And what more shall I say? I do not have time to tell about Gideon, Barak, Samson and Jephthah, about David (a descendant of the house/tribe and people God would use to issue a forgiveness to all so that we can approach God through Jesus.) Samuel and the prophets, who through ‘Faith’ conquered kingdoms, administered justice, and gained what was promised; who shut the mouths of lions, quenched the fury of the flames, and escaped the edge of the sword; whose weakness was turned to strength; and who became powerful in battle and routed foreign armies. Women received back their dead, raised to life again. There were others who were tortured, refusing to be released so that they might gain an even better resurrection.
Some faced jeers and flogging, and even chains and imprisonment.
They were put to death by stoning; they were sawed in two; they were killed by the sword. They went about in sheepskins and goatskins, destitute, persecuted and mistreated— the world was not worthy of them. They wandered in deserts and mountains, living in caves and in holes in the ground.
These were all commended for their ‘Faith’, yet none of them received what had been promised, since God had planned something better for us so that only together with us would they be made perfect.

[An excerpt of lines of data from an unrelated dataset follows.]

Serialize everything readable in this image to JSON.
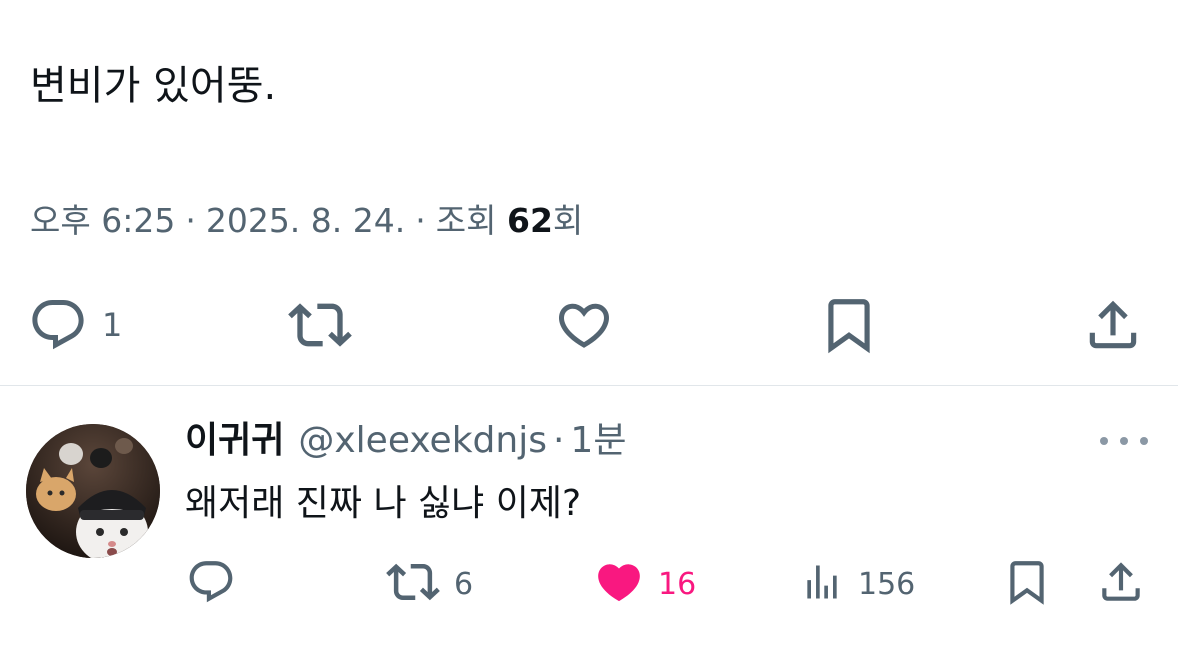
{
  "post": {
    "text": "변비가 있어뚱.",
    "time": "오후 6:25",
    "date": "2025. 8. 24.",
    "views_label": "조회",
    "views_count": "62",
    "views_suffix": "회",
    "reply_count": "1"
  },
  "reply": {
    "name": "이귀귀",
    "handle": "@xleexekdnjs",
    "time": "1분",
    "text": "왜저래 진짜 나 싫냐 이제?",
    "retweets": "6",
    "likes": "16",
    "views": "156"
  },
  "colors": {
    "text": "#0f1419",
    "secondary": "#536471",
    "like_pink": "#f91880",
    "divider": "#e1e6ea"
  },
  "icons": [
    "reply-icon",
    "retweet-icon",
    "like-icon",
    "bookmark-icon",
    "share-icon",
    "views-icon",
    "more-icon"
  ]
}
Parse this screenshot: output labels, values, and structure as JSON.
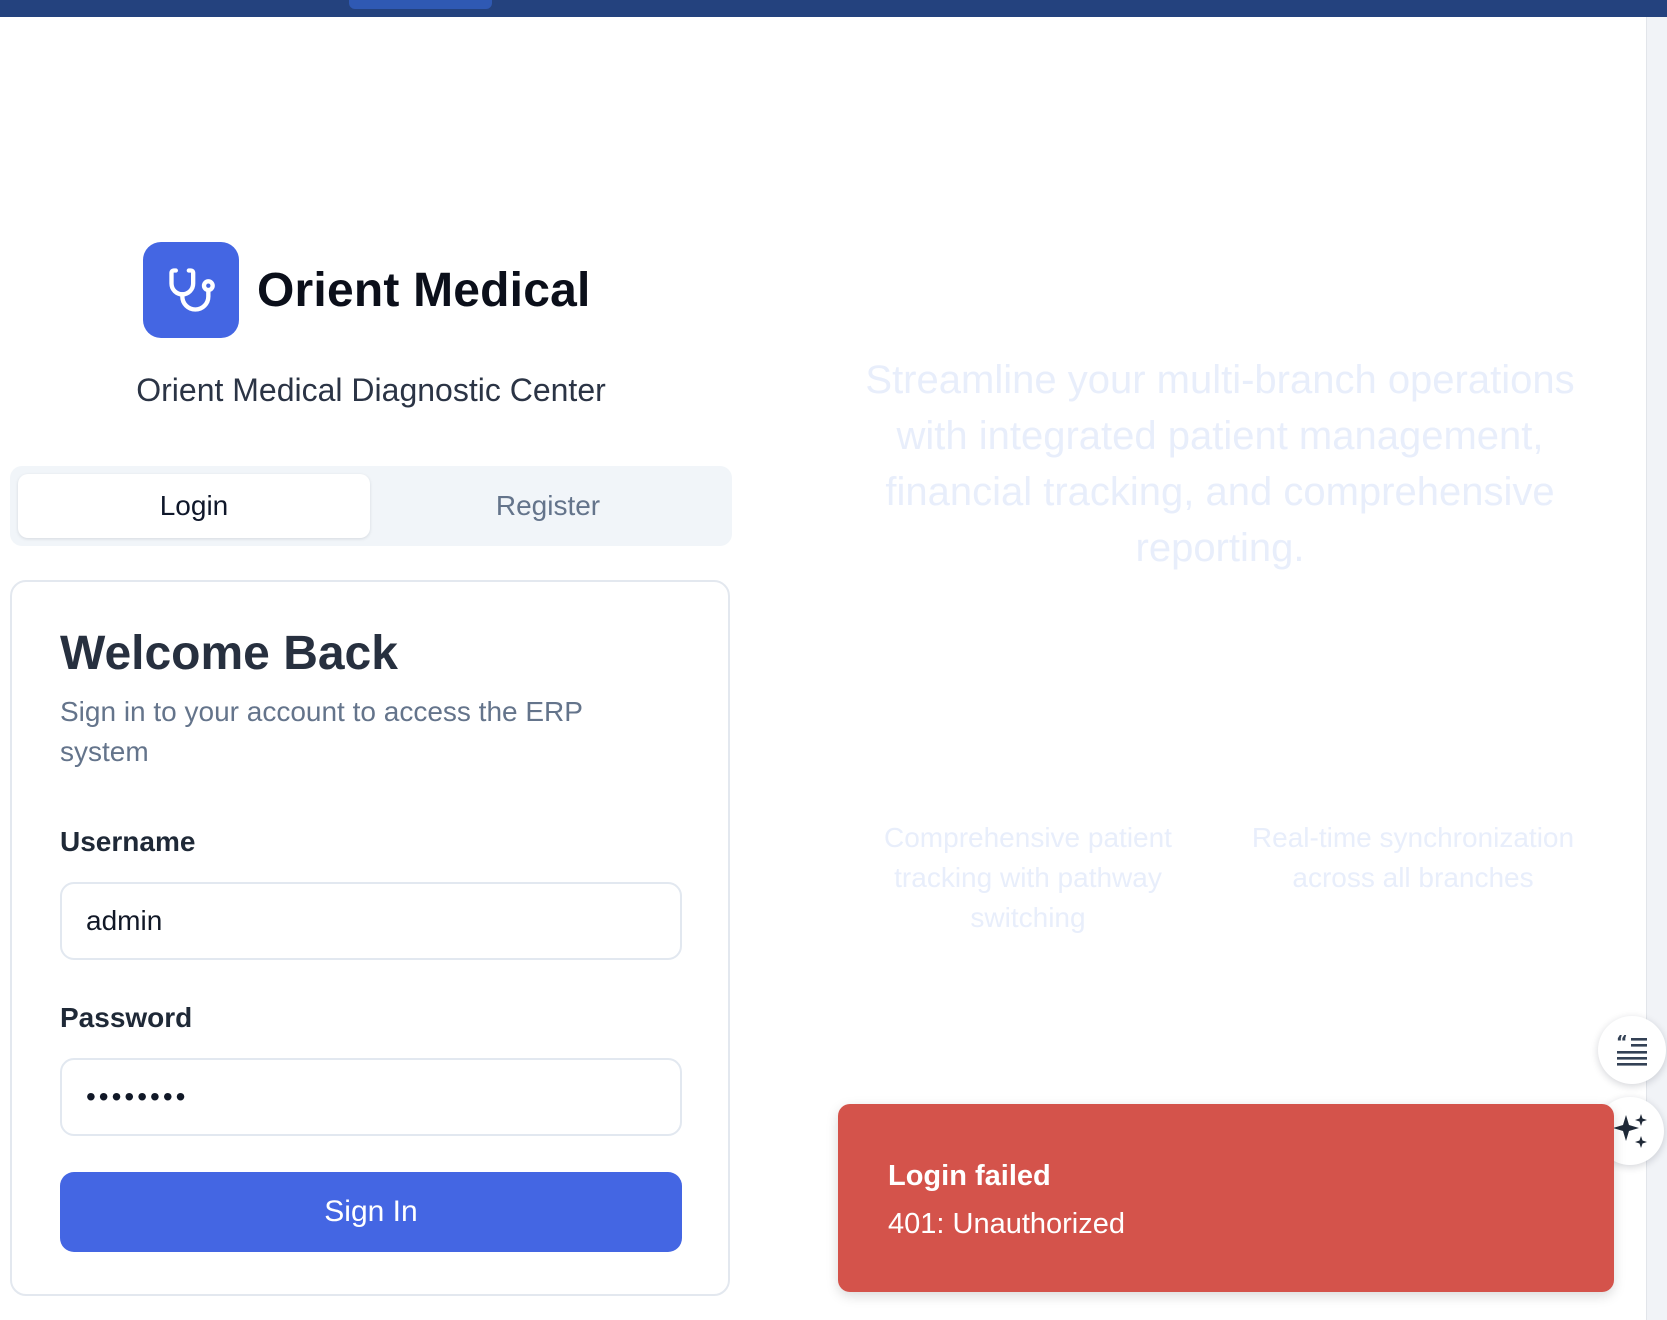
{
  "brand": {
    "name": "Orient Medical",
    "subtitle": "Orient Medical Diagnostic Center",
    "logo_icon": "stethoscope-icon",
    "accent_color": "#4466e3"
  },
  "tabs": [
    {
      "label": "Login",
      "active": true
    },
    {
      "label": "Register",
      "active": false
    }
  ],
  "login_card": {
    "title": "Welcome Back",
    "description": "Sign in to your account to access the ERP system",
    "username_label": "Username",
    "username_value": "admin",
    "password_label": "Password",
    "password_value": "password",
    "submit_label": "Sign In"
  },
  "marketing": {
    "tagline": "Streamline your multi-branch operations with integrated patient management, financial tracking, and comprehensive reporting.",
    "features": [
      "Comprehensive patient tracking with pathway switching",
      "Real-time synchronization across all branches"
    ]
  },
  "floating_buttons": [
    {
      "icon": "quote-lines-icon"
    },
    {
      "icon": "sparkle-icon"
    }
  ],
  "toast": {
    "title": "Login failed",
    "message": "401: Unauthorized",
    "color": "#d4534b"
  }
}
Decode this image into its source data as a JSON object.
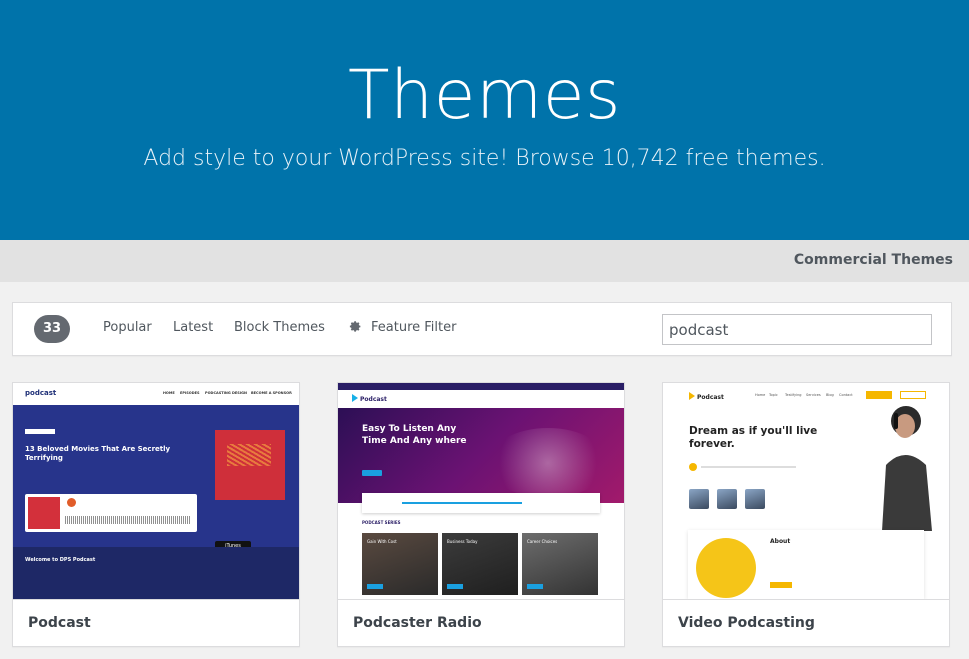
{
  "header": {
    "title": "Themes",
    "subtitle": "Add style to your WordPress site! Browse 10,742 free themes."
  },
  "subnav": {
    "commercial_label": "Commercial Themes"
  },
  "filter": {
    "count": "33",
    "tabs": [
      "Popular",
      "Latest",
      "Block Themes"
    ],
    "feature_filter_label": "Feature Filter",
    "search_value": "podcast"
  },
  "themes": [
    {
      "name": "Podcast",
      "preview": {
        "logo": "podcast",
        "nav": [
          "HOME",
          "EPISODES",
          "PODCASTING DESIGN",
          "BECOME A SPONSOR"
        ],
        "headline": "13 Beloved Movies That Are Secretly Terrifying",
        "itunes": "iTunes",
        "lower_heading": "Welcome to DPS Podcast"
      }
    },
    {
      "name": "Podcaster Radio",
      "preview": {
        "logo": "Podcast",
        "headline": "Easy To Listen Any Time And Any where",
        "section": "PODCAST SERIES",
        "tiles": [
          "Gain With Cost",
          "Business Today",
          "Career Choices"
        ]
      }
    },
    {
      "name": "Video Podcasting",
      "preview": {
        "logo": "Podcast",
        "nav": [
          "Home",
          "Topic",
          "Testifying",
          "Services",
          "Blog",
          "Contact"
        ],
        "headline": "Dream as if you'll live forever.",
        "about": "About"
      }
    }
  ],
  "colors": {
    "hero_bg": "#0073aa",
    "badge_bg": "#646970",
    "page_bg": "#f1f1f1"
  }
}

Wow! Is ALL I can say! This says so very much!.l
Reflect on this, Amen in our lives we decree in Jesus’ name.